Pennsylvania, States Sign MOU on Low Carbon Fuel Standard
Pennsylvania Gov. Edward G. Rendell has signed a memorandum of understanding with 10 Northeast and Mid-Atlantic states committing to a regional effort to develop a comprehensive, regional low carbon fuel standard to reduce greenhouse gas (GHG) emissions from transportation fuels.
The states include Connecticut, Delaware, Maine, Maryland, Massachusetts, New Hampshire, New Jersey, New York, Rhode Island and Vermont.
"This regional effort marks the next step in Pennsylvania's remarkable transition to a green energy economy," Rendell said. "As Pennsylvania works closely with our northeastern neighbors to develop a standard for the entire region, we can grow our economy at the same time we protect the planet."
A low carbon fuel standard is a market-based, technologically neutral policy to reduce the average lifecycle GHG gas emissions of a unit of useful energy.
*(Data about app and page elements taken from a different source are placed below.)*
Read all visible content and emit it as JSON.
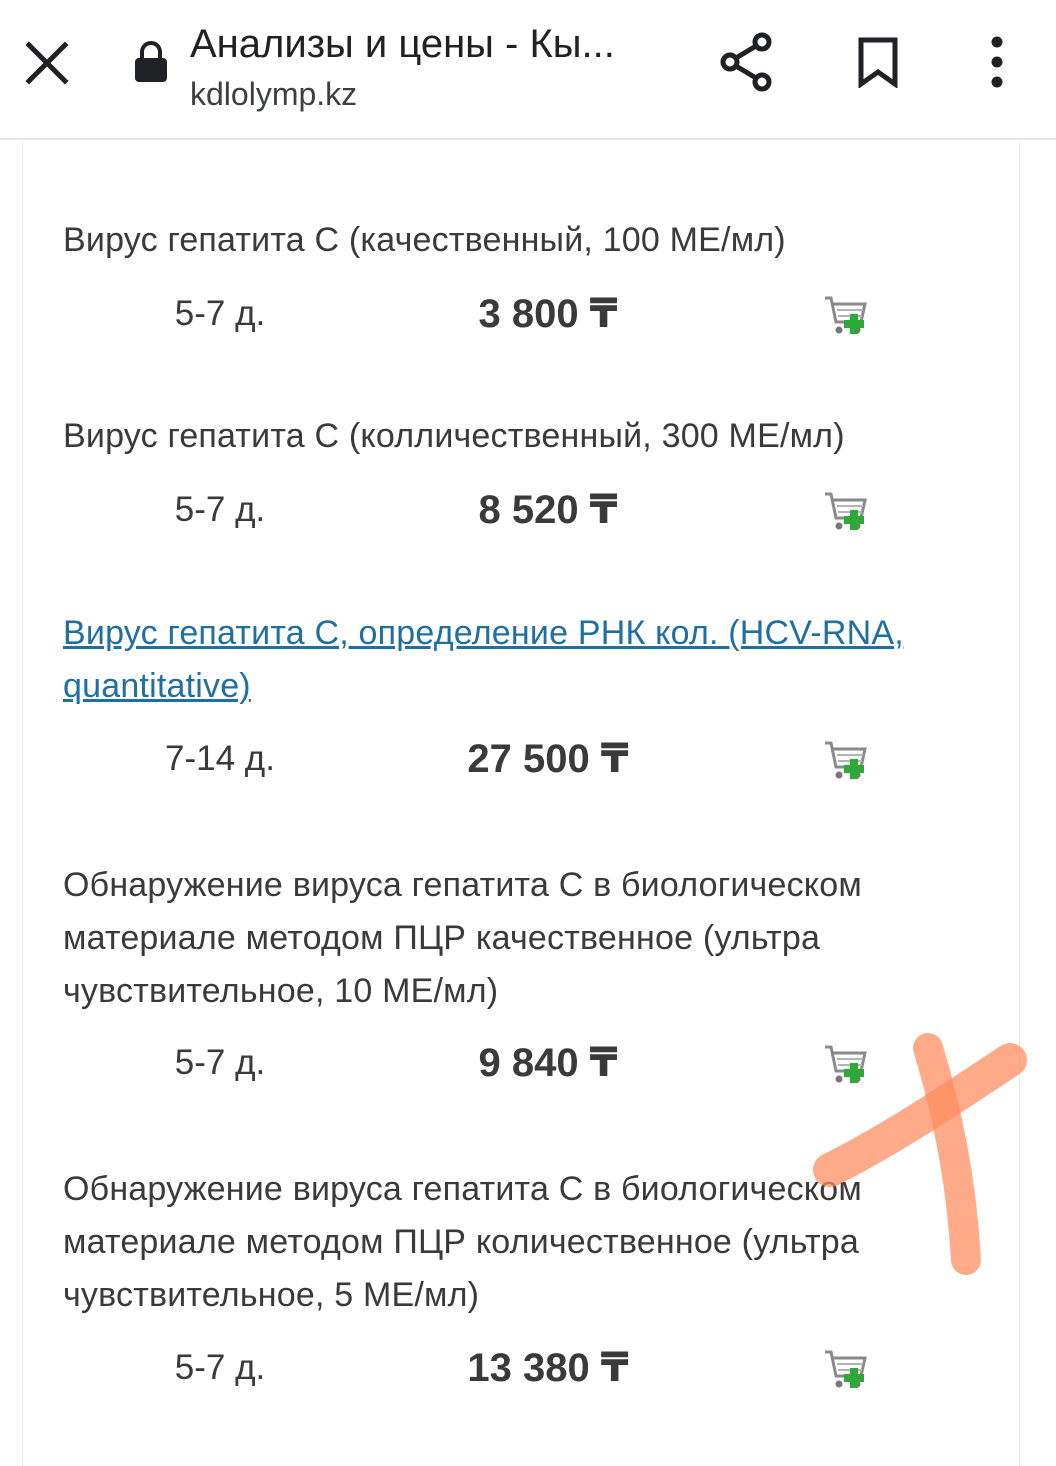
{
  "browser": {
    "title": "Анализы и цены - Кы...",
    "url": "kdlolymp.kz",
    "icons": {
      "close": "close-icon",
      "lock": "lock-icon",
      "share": "share-icon",
      "bookmark": "bookmark-icon",
      "menu": "more-vert-icon"
    }
  },
  "items": [
    {
      "name": "Вирус гепатита C (качественный, 100 МЕ/мл)",
      "term": "5-7 д.",
      "price": "3 800 ₸",
      "is_link": false
    },
    {
      "name": "Вирус гепатита C (колличественный, 300 МЕ/мл)",
      "term": "5-7 д.",
      "price": "8 520 ₸",
      "is_link": false
    },
    {
      "name": "Вирус гепатита С, определение РНК кол. (HCV-RNA, quantitative)",
      "term": "7-14 д.",
      "price": "27 500 ₸",
      "is_link": true
    },
    {
      "name": "Обнаружение вируса гепатита С в биологическом материале методом ПЦР качественное (ультра чувствительное, 10 МЕ/мл)",
      "term": "5-7 д.",
      "price": "9 840 ₸",
      "is_link": false
    },
    {
      "name": "Обнаружение вируса гепатита С в биологическом материале методом ПЦР количественное (ультра чувствительное, 5 МЕ/мл)",
      "term": "5-7 д.",
      "price": "13 380 ₸",
      "is_link": false
    }
  ],
  "colors": {
    "link": "#1f6fa3",
    "text": "#3a3a3a",
    "overlay_mark": "#ff8a5c"
  }
}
The lifecycle concept of the GHG "footprint" includes all possible causes of emissions, direct (on-site, internal) and indirect (off-site, external, embodied, upstream, downstream). Transportation fuels contribute about 30 percent of the greenhouse gas emissions in the Mid-Atlantic region.
Based on letters of intent signed a year ago, Pennsylvania and the other states have already begun preliminary work toward designing a low carbon fuel standard. The memorandum of understanding is the next step, establishing a process to develop a regional framework by 2011 and examine the economic impacts of a standard program.
Pennsylvania already is making strides in the production of lower-carbon fuels. Starting in January, all diesel fuel sold in the state must contain at least 2 percent biodiesel, since in-state production capacity hit 40 million gallons a year at the end of 2008.